The unprecedented offense that Fox committed was to depart from the norm with the music. For a century the musical world had been trained to respect the importance of maintaining the authenticity of the music. Great effort was made to recreate the sound of Baroque music, like Bach’s, as closely as possible to the way the original audiences had heard it. Fox broke all the rules. He rehearsed his concerts at double speed, and played pieces faster than any other organist dared, or was able. Critics sniped that Fox also was unable to play as fast as he did. “His left hand lacked accuracy” critics thought. “He’s showing off at the expense of the music.” There was an obvious element of showmanship in Fox’s playing, both in church and out. Performers were expected to wear black ties and tails. When Fox did, the lapels were velvet and he came with a cape lined in scarlet. For the most part he preferred psychedelic colors and collars and cuffs of lace, which “distracted from the music”. Classical music concerts are traditionally solemn affairs where the audience is to be extremely quiet and even applause is scripted. Listeners are to appreciate the music and how well it is performed as opposed to how fabulous the performer is. In order to reach his young audiences Fox did not apologize for classical music or pander to them, but he played for them. Never did he popularize for the sake of being popular himself. But he adapted and contextualized. He was hopelessly sentimental when he played romantic pieces by Mendelssohn or the French composers of the 19th century. A Bach organist is not supposed to do that. And most of all a performer is not supposed to tell audiences what they are to like about a piece of music, which Fox loved to do. “Listen to how I spell out B A C H with my feet,” he’d instruct them, drawing attention to the rhinestones wrapped around the heels on his slippers. Critics hated that.
The name Virgil Fox has not survived in popular culture into the 21st century. He died 35 years ago this coming October 25. But his concerts and albums have been digitally re-mastered and are still selling well. He is the only performer (as opposed to composer) whose works are still often featured in concerts in his memory. No person coming into prominence as an organist fails to kneel to the legacy of Virgil Fox.
What’s more he is a gay hero, a model for being out and honest, and a model for taking ones talent and going as far as possible with it.
There’s no reason I chose to write about Virgil Fox right now except that a new organist has appeared on Facebook several times recently. Cameron Carpenter ("Neo Organ Boy") reminds me of Virgil Fox in terms of talent, eccentricity and self-assuredness, and he is on Wikipedia’s listing of “Bi-sexual people A-F” a few names below Caligula, so he’s one of us. That’s why. I encourage you to watch this 6-minute video about the sensation that Carpenter has generated from his genius maneuvering of the pipe organ.

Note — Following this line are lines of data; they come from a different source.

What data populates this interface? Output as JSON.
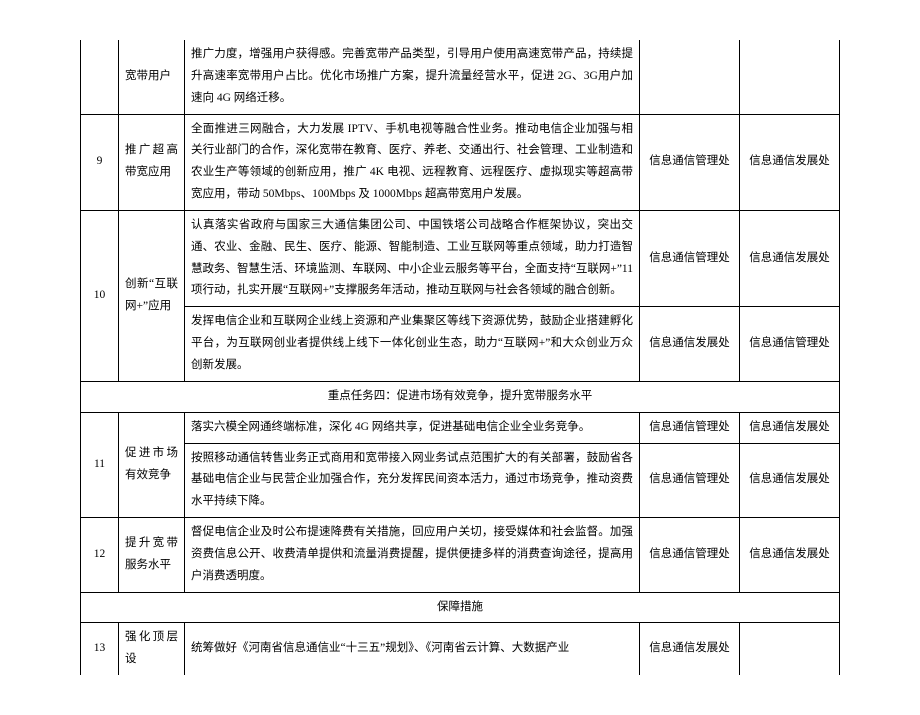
{
  "rows": {
    "r0": {
      "task": "宽带用户",
      "desc": "推广力度，增强用户获得感。完善宽带产品类型，引导用户使用高速宽带产品，持续提升高速率宽带用户占比。优化市场推广方案，提升流量经营水平，促进 2G、3G用户加速向 4G 网络迁移。"
    },
    "r9": {
      "num": "9",
      "task": "推广超高带宽应用",
      "desc": "全面推进三网融合，大力发展 IPTV、手机电视等融合性业务。推动电信企业加强与相关行业部门的合作，深化宽带在教育、医疗、养老、交通出行、社会管理、工业制造和农业生产等领域的创新应用，推广 4K 电视、远程教育、远程医疗、虚拟现实等超高带宽应用，带动 50Mbps、100Mbps 及 1000Mbps 超高带宽用户发展。",
      "dept1": "信息通信管理处",
      "dept2": "信息通信发展处"
    },
    "r10a": {
      "num": "10",
      "task": "创新“互联网+”应用",
      "desc": "认真落实省政府与国家三大通信集团公司、中国铁塔公司战略合作框架协议，突出交通、农业、金融、民生、医疗、能源、智能制造、工业互联网等重点领域，助力打造智慧政务、智慧生活、环境监测、车联网、中小企业云服务等平台，全面支持“互联网+”11 项行动，扎实开展“互联网+”支撑服务年活动，推动互联网与社会各领域的融合创新。",
      "dept1": "信息通信管理处",
      "dept2": "信息通信发展处"
    },
    "r10b": {
      "desc": "发挥电信企业和互联网企业线上资源和产业集聚区等线下资源优势，鼓励企业搭建孵化平台，为互联网创业者提供线上线下一体化创业生态，助力“互联网+”和大众创业万众创新发展。",
      "dept1": "信息通信发展处",
      "dept2": "信息通信管理处"
    },
    "section4": "重点任务四：促进市场有效竞争，提升宽带服务水平",
    "r11a": {
      "num": "11",
      "task": "促进市场有效竞争",
      "desc": "落实六模全网通终端标准，深化 4G 网络共享，促进基础电信企业全业务竞争。",
      "dept1": "信息通信管理处",
      "dept2": "信息通信发展处"
    },
    "r11b": {
      "desc": "按照移动通信转售业务正式商用和宽带接入网业务试点范围扩大的有关部署，鼓励省各基础电信企业与民营企业加强合作，充分发挥民间资本活力，通过市场竞争，推动资费水平持续下降。",
      "dept1": "信息通信管理处",
      "dept2": "信息通信发展处"
    },
    "r12": {
      "num": "12",
      "task": "提升宽带服务水平",
      "desc": "督促电信企业及时公布提速降费有关措施，回应用户关切，接受媒体和社会监督。加强资费信息公开、收费清单提供和流量消费提醒，提供便捷多样的消费查询途径，提高用户消费透明度。",
      "dept1": "信息通信管理处",
      "dept2": "信息通信发展处"
    },
    "section5": "保障措施",
    "r13": {
      "num": "13",
      "task": "强化顶层设",
      "desc": "统筹做好《河南省信息通信业“十三五”规划》、《河南省云计算、大数据产业",
      "dept1": "信息通信发展处"
    }
  }
}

Rev. Dr. Kenneth Dobson posts his weekly reflections on this blog.